What are the main obstacles to overcome - is it the VR technology itself, or fitting in with the current generation of aircraft and cabin systems?


The biggest obstacles are the computing power required to run VR technologies as well as the complexity of algorithms required to digitally map and represent spaces. Due to this, VR equipment could further increase the weight of the airplane and this could translate to more expensive fares for customers. Beyond this, the need to develop compelling commercial VR content experience is key, this will require testing and developing the right kinds of immersive experiences that support the commercial brands as well as enable the range of partners and suppliers to connect to the new VR platforms to reach this new customer marketing in virtual space.


Or is there a psychological barrier to be overcome before passengers will be willing to use these kinds of services?


One of the psychological barriers that might need to be overcome is the immersion experience offered by VR technologies. This requires customers to shift their concept of realism and physical space. As they could be here but also in another place at the same time. We expect incentives and new ways to engage users will immerge as companies and customers begin the learn good practices in VR supporting by expert advice and research.


What do you think are the most exciting possibilities for airlines and passengers – for example do you think it will be more about giving passengers the chance to explore the cabin before their flight? Or ‘escape' to a tropical beach or play a fun-filled game during a long-haul flight? 
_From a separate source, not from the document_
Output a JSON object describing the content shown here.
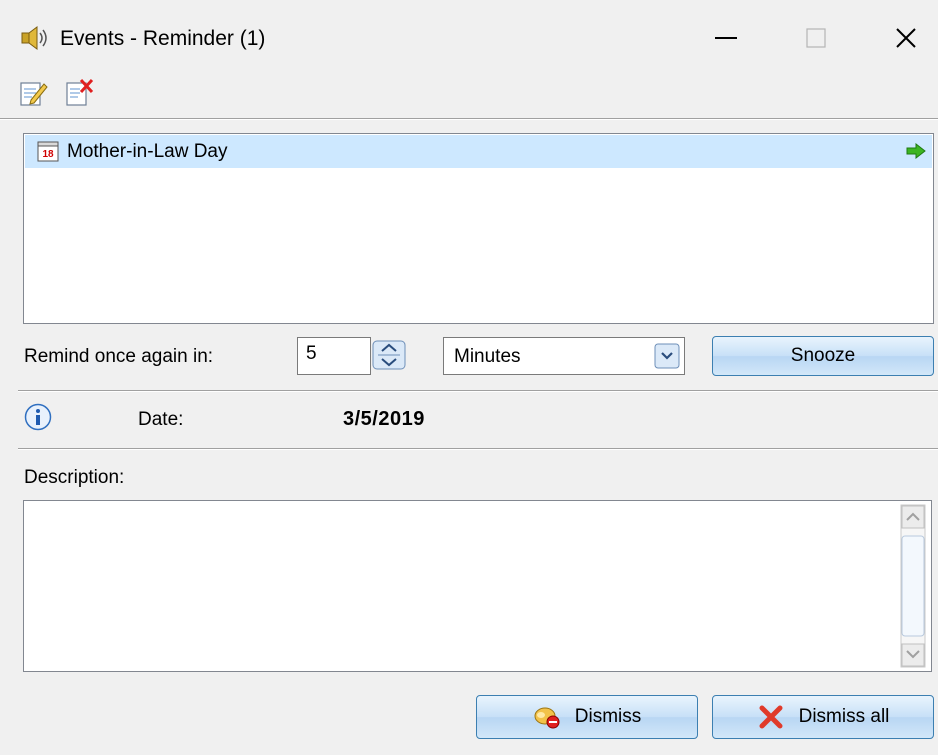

The greatest impact could be in experiencing the virtual cabin before during and after the flight in a way that completely redefines the space with augmented information, entertainment and services. Once this “penny drops” that it’s a virtual marketplace then it will scale in adoption. Secondly, it changes the “field of view” of what customer reality is, new creative and even fantasy experiences could be choreographed into these VR spaces, it redefines “access” and “proximity” as it is no-longer physically and geographically fixed. People, places, products and services, social communities and knowledge can be blended and merged in ways we have only just started to realise and explore.


How could this kind of technology work in practice – how would airlines ensure that it fitted in with safety regulations? 


The immersive experience and lack of peripheral vision poses a health and safety issue due to reduction in present environment perception. The way to get around this is by having a virtual grid or alert system that senses obstacles or dangers from the real world and overlays it onto the VR environment the customers are experiencing. That way, the possibility of bumping into obstacles might be reduced.


Would it be possible for passengers to get immersed in a virtual world from, for example, an economy seat?


Yes, this is possible. The price of the technology is constantly failing and the hardware are getting smaller by the day.  This is an interesting feature of digital VR in that physical exclusivity of a space or object can be copied and multiplexed in the virtual world.  Technically everyone could pay for and “sit” in economy, business or 1st class regardless of where they were physically sitting at it becomes irrelevant. This is how to think in VR mindset.


Or would this kind of technology be limited to areas of the cabin where each passenger has more space and is more isolated from fellow passengers?


Not necessarily. customers could pay for the level of VR experience they want to experience while flying.  It could also redefine how passengers might choose to relate to each other in the cabin or with loved ones or others outside the flight experience.  They could by “proxy” be linked in a VR space with people on the ground while in the air. Or they could link to fellow friends and travellers inside the cabin in the same VR space. Largely anything could be possible but introduces new governance and privacy issues.



Do you envisage airlines offering separate areas where customers could pay to experience virtual reality? 


See above answer